If you enroll for the Udacity Nanodegree Plus program, Udacity promise that “you’ll get hired within 6 months of graduating, or we’ll refund 100% of your tuition”. Which is a bold promise. But of course there are terms and conditions to this promise. But this is where is gets interesting to me.

The terms and conditions are so comprehensive that it seems to me that they should be required actions for anyone who is looking for a job!

This is what Udacity require you to do when looking for a job:

Graduate is active in their job search and demonstrates this activity by submitting a minimum of 5 [job] applications per week.

Graduate tracks all applications submitted and clearly organizes status of each such that next steps are clear.

  • Graduate is able to furnish details and communications relating to their job search
  • The application materials must be tailored to the role and company

Graduate continues to build their portfolio of work by regularly working on personal development projects.

  • [for developer roles] complete a minimum average of 6 GitHub commits per week resulting in at least 1 published application or website
  • [for analyst roles] complete a minimum average of 1 project or competition every 2 months resulting in a publicly published report/result

Graduate establishes meaningful connections with an average of 3 relevant industry professionals each week via email, LinkedIn or Twitter resulting in conversation about an open role.

Graduate schedules a 1:1 appointment with [a careers guidance person] if after 2 months they’re not having success in finding work.

You understand that your next job is one step closer to your dream job. To achieve your goal you should ensure that:

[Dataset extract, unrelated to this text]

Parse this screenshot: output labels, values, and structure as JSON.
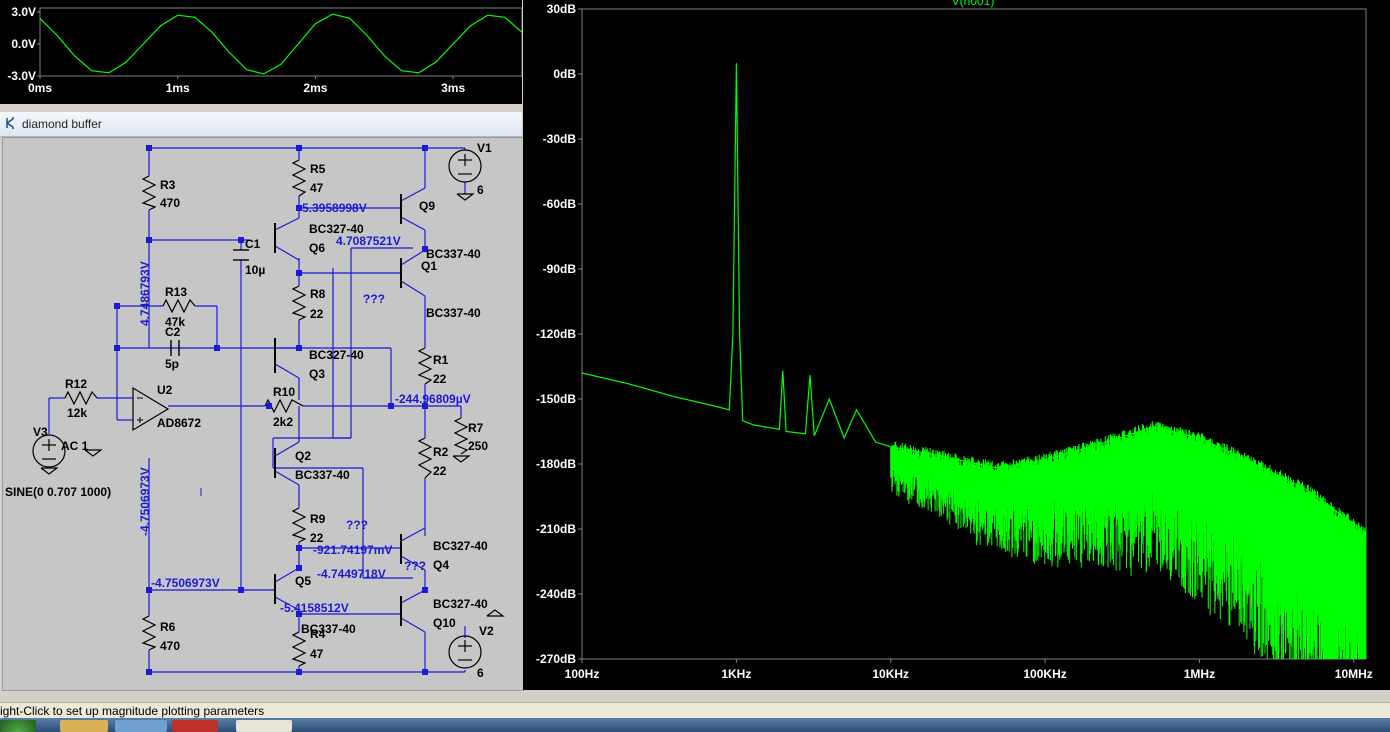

  • Applied positions meet the your skill level
  • You don’t reject any offers that match your ability and expectations

I think that everyone looking for a job should be doing these things – not just those in the Udacity Nanodegree program!

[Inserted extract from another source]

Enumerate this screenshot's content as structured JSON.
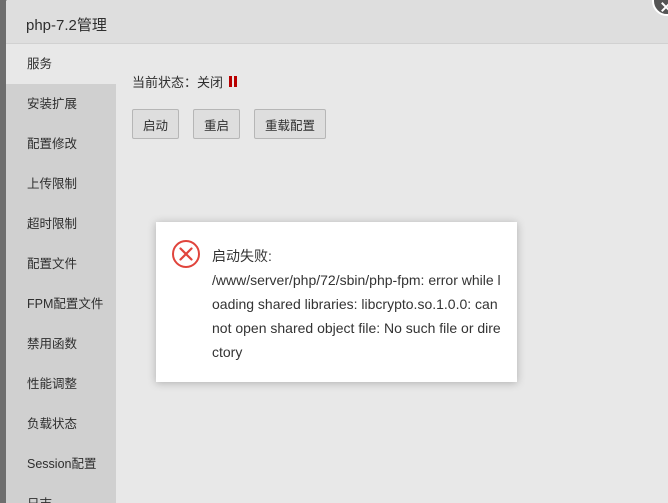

mendeley software update

I use Mendeley software a lot and today they released an update to the desktop version of their software. The popup box described what changed and it was very clear and informative. My initial response what that sometimes a simple and clear message is better than a fancy one or one with no information at all. iPhone apps update often just say bug fixes which is mildly irritating to say the least.

Good design needs to have a clear and simple message that leads to the required action (in this case to update the software).

Here is what the update said:

Mendeley - New version available

Mendeley Desktop 1.16.1
crash fixes
  • While displaying the user profile in notes.
  • When modifying the list of document authors.
general bug fixes
  • Fixed excessively long startup times for users with large libraries.
  • Fixed an issue where deleting a note would delete a wrong one.
  • Fixed a sync error caused by Mendeley Desktop erroneously submitting an empty websites field entry.
  • Fixed an issue where citation data (e.g. status of “Suppress authors” checkbox) was prevented from being saved.
visual improvements
  • Fixed an issue where the user name would overlap the date in notes.
  • (Linux) Fixed an issue where editing an author would not show the right tooltips.
  • Fixed an issue where filtering documents would result in an “Empty search query…” notification being displayed.
  • Fixed a variety of visual issues related to displaying the startup splash screen.
feedback and support
  • If you have suggestions for improvements please let us know by visiting the feedback forum.
  • If you encounter any problems using Mendeley or have questions to ask please contact our support team.
  • For news and updates about Mendeley see our blog.

Clear and concise and to the point!

version naming convention

Rather than name development releases with a number I’ve always liked the idea to give the release names. One option is to use a convention where the release is named by taking the major version number and using the corresponding name from the phonetic number aplphabet.

So I initially wanted to use:

0 : Zero, 1 : Won, 2 : Too, 3 : Tree, etc.

But I realized today that version 3 (i.e. “Tree”) sounds too much like “Free” and it didn’t seem to be good practice to call a version “free” if it wasn’t actually free.

So going forward my development release version naming convention will be as follows:

0 : Ze-ro

1 : Wun

2 : Too

3 : Thuh-ree

4 : Fo-wer

5 : Fi-yiv

6 : Six

7 : SEVen

8: Ate

9 : NINer

So for example if the project is called Photopia then the release for version 3 will be named:

Photopia Thuhree

I’ll see how this goes, but does seem better to me than using a number eg “Photopia v3”